PR professionals must accept these transformations if they want their information to perform. We now live in a digital era and crafting a news release requires new adjustments. Forget the old habits! Here are a few tips that may help:

1/ Anticipation is key - Include the press release in your communications strategy. Think about your message, your target, what you are expecting from the release….
Don’t choose your multimedia at the last minute. If you need a headshot of your CEO or a picture of your new product, anticipate to get the best shot. If you are exhibiting at a tradeshow, take pictures of your booth so that they are available for later use. Create a photo library where you can dig in at any time.

2/ Forget the text only release – A NYT report says that 800 words articles don’t do great on the web. And 63% of the world are visual learners, so why are your news releases text-only? Add multimedia because the old adage that an image is worth 1,000 words rings truer than ever in the digital age. And don’t forget to include a detailed caption of your multimedia asset. News release multimedia captions can be 100-words long so take the time to describe what your multimedia asset is trying to convey.

3/ Be creative - Innovate when preparing your news release. Utilize the latest storytelling tools, such as interactive photos and videos. There are numerous shareable multimedia options that will engage journalists and consumers.

4/ Think like a journalist - Present your message in a journalistic format. The media covers stories they deem newsworthy so offer them a story that mirrors their usual content. Give them what they are looking for: visuals and quality content.

5/ Think social media - Write pertinent and quality content; it will drive sharing and engagement. Engagement is a major goal when issuing a news release because it shows that audiences are interested in your message. The question to ask yourself is how to maximize engagement. Choose the community you want to reach and craft messages adapted to its members.

Like journalists, you should master the popular social media platforms and know exactly which one is the most appropriate for the type of message you want to deliver.

6/ Searchability - Journalists love Google when researching data and info to write an article. To make sure your press release comes on top of searches, it needs to be written for optimization. The first 5-7 words of your news release headline becomes your URL string. These words must be carefully chosen. Click here to learn how to write a headline Google will love. And don’t forget to include multimedia and captions. The distribution process by your news service provider (Business Wire for example) will post your news release on multiple sites on the web and facilitates its archive on the Internet. News release optimization and distribution by an experienced partner will ensure your news release is easily found across the web.
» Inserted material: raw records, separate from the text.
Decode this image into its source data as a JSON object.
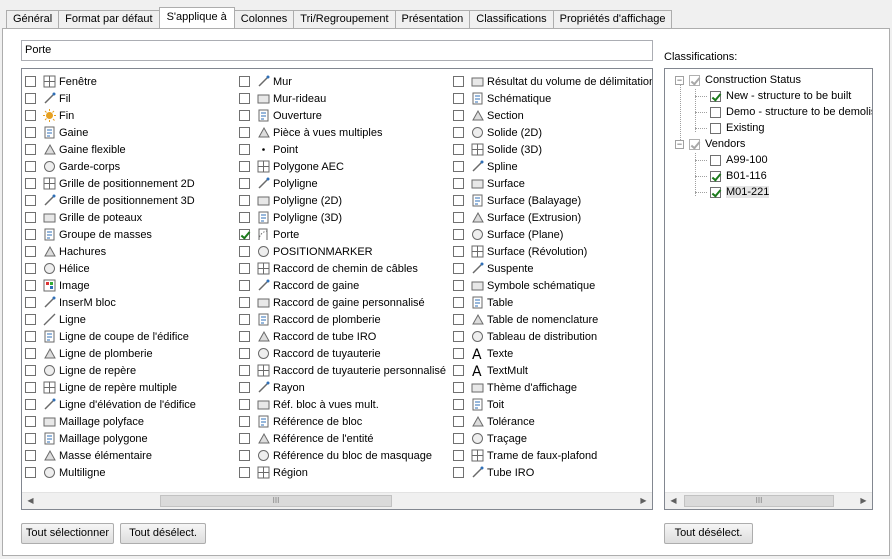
{
  "tabs": [
    "Général",
    "Format par défaut",
    "S'applique à",
    "Colonnes",
    "Tri/Regroupement",
    "Présentation",
    "Classifications",
    "Propriétés d'affichage"
  ],
  "active_tab": 2,
  "filter_value": "Porte",
  "columns": [
    [
      {
        "label": "Fenêtre",
        "icon": "window-icon",
        "checked": false
      },
      {
        "label": "Fil",
        "icon": "wire-icon",
        "checked": false
      },
      {
        "label": "Fin",
        "icon": "end-sun-icon",
        "checked": false
      },
      {
        "label": "Gaine",
        "icon": "duct-icon",
        "checked": false
      },
      {
        "label": "Gaine flexible",
        "icon": "flex-duct-icon",
        "checked": false
      },
      {
        "label": "Garde-corps",
        "icon": "railing-icon",
        "checked": false
      },
      {
        "label": "Grille de positionnement 2D",
        "icon": "grid-2d-icon",
        "checked": false
      },
      {
        "label": "Grille de positionnement 3D",
        "icon": "grid-3d-icon",
        "checked": false
      },
      {
        "label": "Grille de poteaux",
        "icon": "column-grid-icon",
        "checked": false
      },
      {
        "label": "Groupe de masses",
        "icon": "mass-group-icon",
        "checked": false
      },
      {
        "label": "Hachures",
        "icon": "hatch-icon",
        "checked": false
      },
      {
        "label": "Hélice",
        "icon": "helix-icon",
        "checked": false
      },
      {
        "label": "Image",
        "icon": "image-icon",
        "checked": false
      },
      {
        "label": "InserM bloc",
        "icon": "minsert-icon",
        "checked": false
      },
      {
        "label": "Ligne",
        "icon": "line-icon",
        "checked": false
      },
      {
        "label": "Ligne de coupe de l'édifice",
        "icon": "section-line-icon",
        "checked": false
      },
      {
        "label": "Ligne de plomberie",
        "icon": "plumbing-line-icon",
        "checked": false
      },
      {
        "label": "Ligne de repère",
        "icon": "leader-icon",
        "checked": false
      },
      {
        "label": "Ligne de repère multiple",
        "icon": "mleader-icon",
        "checked": false
      },
      {
        "label": "Ligne d'élévation de l'édifice",
        "icon": "elevation-line-icon",
        "checked": false
      },
      {
        "label": "Maillage polyface",
        "icon": "polyface-icon",
        "checked": false
      },
      {
        "label": "Maillage polygone",
        "icon": "polygon-mesh-icon",
        "checked": false
      },
      {
        "label": "Masse élémentaire",
        "icon": "mass-element-icon",
        "checked": false
      },
      {
        "label": "Multiligne",
        "icon": "mline-icon",
        "checked": false
      }
    ],
    [
      {
        "label": "Mur",
        "icon": "wall-icon",
        "checked": false
      },
      {
        "label": "Mur-rideau",
        "icon": "curtain-wall-icon",
        "checked": false
      },
      {
        "label": "Ouverture",
        "icon": "opening-icon",
        "checked": false
      },
      {
        "label": "Pièce à vues multiples",
        "icon": "mv-part-icon",
        "checked": false
      },
      {
        "label": "Point",
        "icon": "point-icon",
        "checked": false
      },
      {
        "label": "Polygone AEC",
        "icon": "aec-polygon-icon",
        "checked": false
      },
      {
        "label": "Polyligne",
        "icon": "polyline-icon",
        "checked": false
      },
      {
        "label": "Polyligne (2D)",
        "icon": "polyline-2d-icon",
        "checked": false
      },
      {
        "label": "Polyligne (3D)",
        "icon": "polyline-3d-icon",
        "checked": false
      },
      {
        "label": "Porte",
        "icon": "door-icon",
        "checked": true
      },
      {
        "label": "POSITIONMARKER",
        "icon": "position-marker-icon",
        "checked": false
      },
      {
        "label": "Raccord de chemin de câbles",
        "icon": "cable-tray-fitting-icon",
        "checked": false
      },
      {
        "label": "Raccord de gaine",
        "icon": "duct-fitting-icon",
        "checked": false
      },
      {
        "label": "Raccord de gaine personnalisé",
        "icon": "custom-duct-fitting-icon",
        "checked": false
      },
      {
        "label": "Raccord de plomberie",
        "icon": "plumbing-fitting-icon",
        "checked": false
      },
      {
        "label": "Raccord de tube IRO",
        "icon": "conduit-fitting-icon",
        "checked": false
      },
      {
        "label": "Raccord de tuyauterie",
        "icon": "pipe-fitting-icon",
        "checked": false
      },
      {
        "label": "Raccord de tuyauterie personnalisé",
        "icon": "custom-pipe-fitting-icon",
        "checked": false
      },
      {
        "label": "Rayon",
        "icon": "ray-icon",
        "checked": false
      },
      {
        "label": "Réf. bloc à vues mult.",
        "icon": "mv-block-ref-icon",
        "checked": false
      },
      {
        "label": "Référence de bloc",
        "icon": "block-ref-icon",
        "checked": false
      },
      {
        "label": "Référence de l'entité",
        "icon": "entity-ref-icon",
        "checked": false
      },
      {
        "label": "Référence du bloc de masquage",
        "icon": "mask-block-ref-icon",
        "checked": false
      },
      {
        "label": "Région",
        "icon": "region-icon",
        "checked": false
      }
    ],
    [
      {
        "label": "Résultat du volume de délimitation",
        "icon": "bounding-volume-icon",
        "checked": false
      },
      {
        "label": "Schématique",
        "icon": "schematic-icon",
        "checked": false
      },
      {
        "label": "Section",
        "icon": "section-icon",
        "checked": false
      },
      {
        "label": "Solide (2D)",
        "icon": "solid-2d-icon",
        "checked": false
      },
      {
        "label": "Solide (3D)",
        "icon": "solid-3d-icon",
        "checked": false
      },
      {
        "label": "Spline",
        "icon": "spline-icon",
        "checked": false
      },
      {
        "label": "Surface",
        "icon": "surface-icon",
        "checked": false
      },
      {
        "label": "Surface (Balayage)",
        "icon": "surface-sweep-icon",
        "checked": false
      },
      {
        "label": "Surface (Extrusion)",
        "icon": "surface-extrude-icon",
        "checked": false
      },
      {
        "label": "Surface (Plane)",
        "icon": "surface-plane-icon",
        "checked": false
      },
      {
        "label": "Surface (Révolution)",
        "icon": "surface-revolve-icon",
        "checked": false
      },
      {
        "label": "Suspente",
        "icon": "hanger-icon",
        "checked": false
      },
      {
        "label": "Symbole schématique",
        "icon": "schematic-symbol-icon",
        "checked": false
      },
      {
        "label": "Table",
        "icon": "table-icon",
        "checked": false
      },
      {
        "label": "Table de nomenclature",
        "icon": "schedule-table-icon",
        "checked": false
      },
      {
        "label": "Tableau de distribution",
        "icon": "panel-board-icon",
        "checked": false
      },
      {
        "label": "Texte",
        "icon": "text-icon",
        "checked": false
      },
      {
        "label": "TextMult",
        "icon": "mtext-icon",
        "checked": false
      },
      {
        "label": "Thème d'affichage",
        "icon": "display-theme-icon",
        "checked": false
      },
      {
        "label": "Toit",
        "icon": "roof-icon",
        "checked": false
      },
      {
        "label": "Tolérance",
        "icon": "tolerance-icon",
        "checked": false
      },
      {
        "label": "Traçage",
        "icon": "trace-icon",
        "checked": false
      },
      {
        "label": "Trame de faux-plafond",
        "icon": "ceiling-grid-icon",
        "checked": false
      },
      {
        "label": "Tube IRO",
        "icon": "conduit-icon",
        "checked": false
      }
    ]
  ],
  "classifications_label": "Classifications:",
  "tree": [
    {
      "label": "Construction Status",
      "state": "partial",
      "children": [
        {
          "label": "New - structure to be built",
          "checked": true
        },
        {
          "label": "Demo - structure to be demolis",
          "checked": false
        },
        {
          "label": "Existing",
          "checked": false
        }
      ]
    },
    {
      "label": "Vendors",
      "state": "partial",
      "children": [
        {
          "label": "A99-100",
          "checked": false
        },
        {
          "label": "B01-116",
          "checked": true
        },
        {
          "label": "M01-221",
          "checked": true,
          "selected": true
        }
      ]
    }
  ],
  "buttons": {
    "select_all": "Tout sélectionner",
    "deselect_all": "Tout désélect.",
    "deselect_all_classif": "Tout désélect."
  },
  "scroll_grip": "III"
}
7/ Headlines and Sub-Headlines – Your headline can be as long or as short as you would like, but they should include all the information a reporter needs to see to open your news story. Most editorial systems showcase the first 55 characters of your headline while search engines will show up to 70 characters. This means you have between 8-15 words in your headline to entice your readers into opening your release.  Since sub-headlines are not seen until the news release is open, be sure to include the impact of your news on your desired audience in your headline.